All of the records below must be reproduced exactly, minus any pictures.

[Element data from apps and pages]

::::

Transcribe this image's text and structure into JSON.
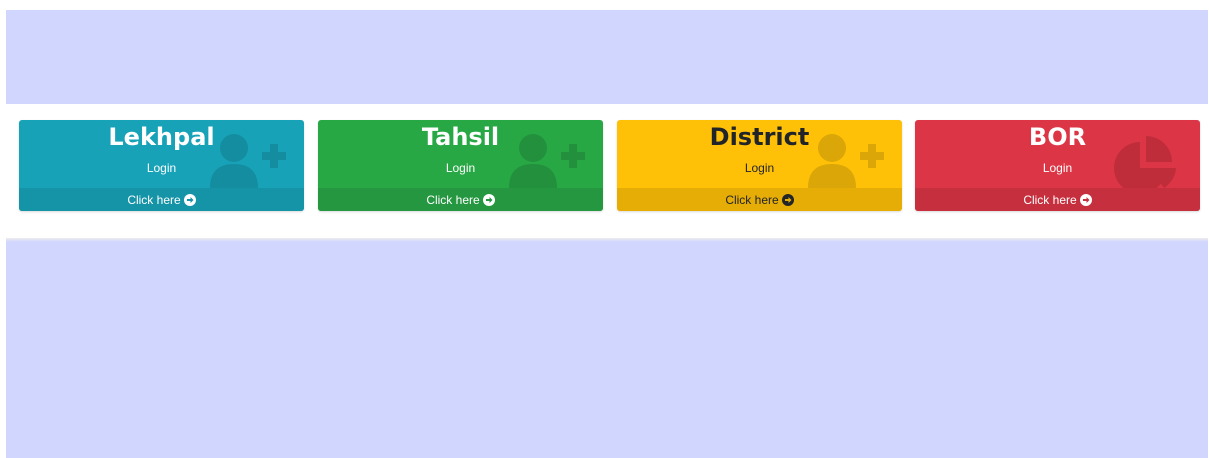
{
  "cards": [
    {
      "title": "Lekhpal",
      "subtitle": "Login",
      "link": "Click here",
      "icon": "user-plus-icon",
      "color": "#17a2b8",
      "footer_color": "#1593a7",
      "icon_color": "#148da0"
    },
    {
      "title": "Tahsil",
      "subtitle": "Login",
      "link": "Click here",
      "icon": "user-plus-icon",
      "color": "#28a745",
      "footer_color": "#249740",
      "icon_color": "#23903e"
    },
    {
      "title": "District",
      "subtitle": "Login",
      "link": "Click here",
      "icon": "user-plus-icon",
      "color": "#ffc107",
      "footer_color": "#e6ad06",
      "icon_color": "#dba607"
    },
    {
      "title": "BOR",
      "subtitle": "Login",
      "link": "Click here",
      "icon": "pie-chart-icon",
      "color": "#dc3545",
      "footer_color": "#c6303e",
      "icon_color": "#bf2d3b"
    }
  ]
}
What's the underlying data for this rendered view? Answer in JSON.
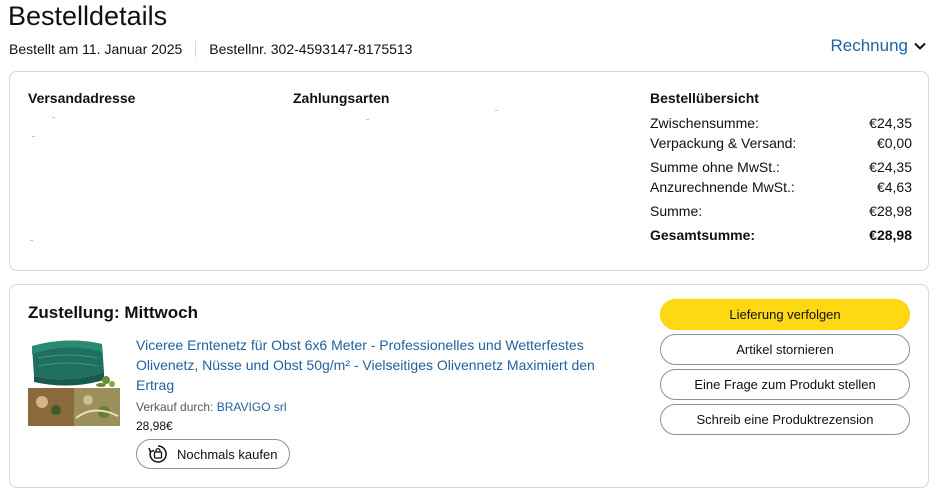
{
  "page": {
    "title": "Bestelldetails",
    "ordered_on": "Bestellt am 11. Januar 2025",
    "order_number": "Bestellnr. 302-4593147-8175513",
    "invoice_label": "Rechnung"
  },
  "summary_card": {
    "shipping_heading": "Versandadresse",
    "payment_heading": "Zahlungsarten",
    "overview_heading": "Bestellübersicht",
    "rows": [
      {
        "label": "Zwischensumme:",
        "value": "€24,35"
      },
      {
        "label": "Verpackung & Versand:",
        "value": "€0,00"
      },
      {
        "label": "Summe ohne MwSt.:",
        "value": "€24,35"
      },
      {
        "label": "Anzurechnende MwSt.:",
        "value": "€4,63"
      },
      {
        "label": "Summe:",
        "value": "€28,98"
      },
      {
        "label": "Gesamtsumme:",
        "value": "€28,98"
      }
    ]
  },
  "delivery": {
    "title": "Zustellung: Mittwoch",
    "product_title": "Viceree Erntenetz für Obst 6x6 Meter - Professionelles und Wetterfestes Olivenetz, Nüsse und Obst 50g/m² - Vielseitiges Olivennetz Maximiert den Ertrag",
    "seller_prefix": "Verkauf durch:",
    "seller_name": "BRAVIGO srl",
    "price": "28,98€",
    "buy_again_label": "Nochmals kaufen",
    "actions": [
      "Lieferung verfolgen",
      "Artikel stornieren",
      "Eine Frage zum Produkt stellen",
      "Schreib eine Produktrezension"
    ]
  },
  "colors": {
    "link": "#2162a1",
    "primary_button": "#ffd814",
    "border": "#d5d9d9",
    "net_green": "#1f6e5e"
  }
}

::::

__Answer to this exercise__:
Transcribe this image's text and structure into JSON.
{
  "cards": [
    {
      "title": "Lekhpal",
      "subtitle": "Login",
      "link": "Click here",
      "icon": "user-plus-icon",
      "color": "#17a2b8",
      "footer_color": "#1593a7",
      "icon_color": "#148da0"
    },
    {
      "title": "Tahsil",
      "subtitle": "Login",
      "link": "Click here",
      "icon": "user-plus-icon",
      "color": "#28a745",
      "footer_color": "#249740",
      "icon_color": "#23903e"
    },
    {
      "title": "District",
      "subtitle": "Login",
      "link": "Click here",
      "icon": "user-plus-icon",
      "color": "#ffc107",
      "footer_color": "#e6ad06",
      "icon_color": "#dba607"
    },
    {
      "title": "BOR",
      "subtitle": "Login",
      "link": "Click here",
      "icon": "pie-chart-icon",
      "color": "#dc3545",
      "footer_color": "#c6303e",
      "icon_color": "#bf2d3b"
    }
  ]
}
What's the underlying data for this rendered view? Answer in JSON.
{
  "page": {
    "title": "Bestelldetails",
    "ordered_on": "Bestellt am 11. Januar 2025",
    "order_number": "Bestellnr. 302-4593147-8175513",
    "invoice_label": "Rechnung"
  },
  "summary_card": {
    "shipping_heading": "Versandadresse",
    "payment_heading": "Zahlungsarten",
    "overview_heading": "Bestellübersicht",
    "rows": [
      {
        "label": "Zwischensumme:",
        "value": "€24,35"
      },
      {
        "label": "Verpackung & Versand:",
        "value": "€0,00"
      },
      {
        "label": "Summe ohne MwSt.:",
        "value": "€24,35"
      },
      {
        "label": "Anzurechnende MwSt.:",
        "value": "€4,63"
      },
      {
        "label": "Summe:",
        "value": "€28,98"
      },
      {
        "label": "Gesamtsumme:",
        "value": "€28,98"
      }
    ]
  },
  "delivery": {
    "title": "Zustellung: Mittwoch",
    "product_title": "Viceree Erntenetz für Obst 6x6 Meter - Professionelles und Wetterfestes Olivenetz, Nüsse und Obst 50g/m² - Vielseitiges Olivennetz Maximiert den Ertrag",
    "seller_prefix": "Verkauf durch:",
    "seller_name": "BRAVIGO srl",
    "price": "28,98€",
    "buy_again_label": "Nochmals kaufen",
    "actions": [
      "Lieferung verfolgen",
      "Artikel stornieren",
      "Eine Frage zum Produkt stellen",
      "Schreib eine Produktrezension"
    ]
  },
  "colors": {
    "link": "#2162a1",
    "primary_button": "#ffd814",
    "border": "#d5d9d9",
    "net_green": "#1f6e5e"
  }
}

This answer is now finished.